Our Moreno Valley consumer bankruptcy attorneys were interested to read a bankruptcy case that considered whether a debtor must be compelled to sell his house and turn over part of the proceeds to a creditor with a legal judgment against him. Smith v. H.S. Smith Wholesale Drug Co. is not exactly a foreclosure case because Michael Ray McCombs of Texas sold his home voluntarily. Rather, the dispute was over whether H.S. Smith, which obtained a lawsuit judgment against McCombs, was entitled to enforce a lien on the home and thus collect a portion of the proceeds. The case was further complicated by an agreement between McCombs and his non-debtor wife, Alicia Atkinson McCombs, providing that Atkinson was entitled to the proceeds of the home sale. Ultimately, the Fifth U.S. Circuit Court of Appeals concluded that H.D. Smith's lien was unenforceable.
McCombs and Atkinson purchased their home and the adjoining vacant lot in 2004. In 2006, H.D. Smith won a lawsuit against McCombs for a judgment of about $538,000, and a few months later filed an abstract of judgment against his property. During that year, McCombs and Atkinson signed an agreement that Atkinson would be entitled to proceeds from sale of their house, and then found a buyer. While that sale was pending, in November of that year, McCombs filed for Chapter 7 bankruptcy. The trustee filed a petition to sell the house free of any encumbrances, and all parties agreed to put the proceeds in escrow until the bankruptcy court determined how they should be divided. A later sale of the adjacent lot was subject to the same agreement; together, the sales netted $514,095. H.D. Smith then filed an adversary proceeding seeking to recover its debt. The bankruptcy court ultimately found for H.D. Smith, holding that its lien was perfected prior to the bankruptcy and rejecting Atkinson's various claims. The trustee and Atkinson both appealed and were granted a direct appeal to the Fifth Circuit.

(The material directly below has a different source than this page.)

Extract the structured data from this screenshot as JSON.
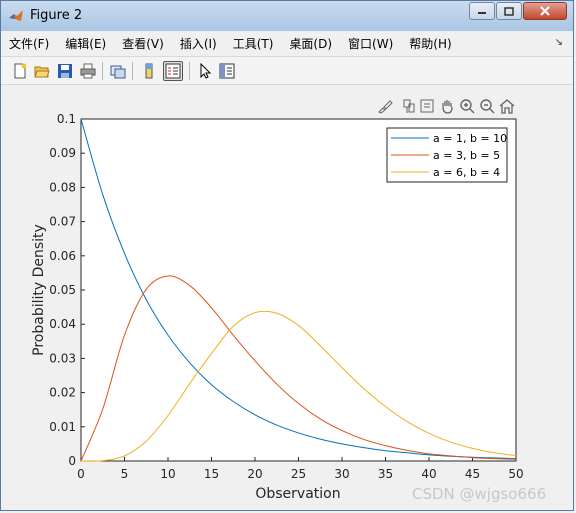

The Fifth Circuit ultimately found against H.D. Smith, though not because of Atkinson's homestead right. Rather, it found that the lien was per se unenforceable under Texas law. When property is a debtor's homestead, the Texas constitution creates only limited circumstances under which a lien is enforceable, and the appeals court found that this is not such a circumstance. It rejected H.D. Smith's argument that the bankruptcy code's homestead cap converts the lien to an enforceable one, noting that state law controls this analysis. However, the court stressed that while it rejected the lien, it did not rule on whether H.D. Smith had another interest in the estate; it said the company should have the same priority as a creditor that it would have if there was no bankruptcy. The Fifth next ruled that Atkinson's claims on appeal were waived by her failure to bring them up properly in a statement of issues on appeal. Because the case was certified for direct appeal to the Fifth Circuit rather than heading first to district court, the appeals court took the trouble to rule that a statement of issues to a lower court can be applied in direct appeal cases.
As Anaheim personal bankruptcy lawyers, we're pleased that this case got a quick resolution. It appears that the lien ruling in favor of McCombs was not difficult to reach under Texas law, which suggests that the bankruptcy court simply erred. Regardless of how much money ultimately gets distributed to Atkinson, the ruling means McCombs will have more money to meet his obligations to all creditors, including but not limited to H.D. Smith. The company is still likely to receive some of its judgment, but it has to get in line with other creditors. The ruling is also good news for other Texans with liens on their homes, who may be able to address the issue with bankruptcy if that's appropriate in other areas of their financial lives. As Leucadia individual bankruptcy attorneys, we are generally in favor of any rulings that help debtors get back on their feet faster.
If you're considering bankruptcy as a way to address debts you don't believe you can handle on your own, Howard Law, P.C., can help. To tell us your situation and learn more about your options, call us toll-free at 1-800-872-5925 or send us a message through our website.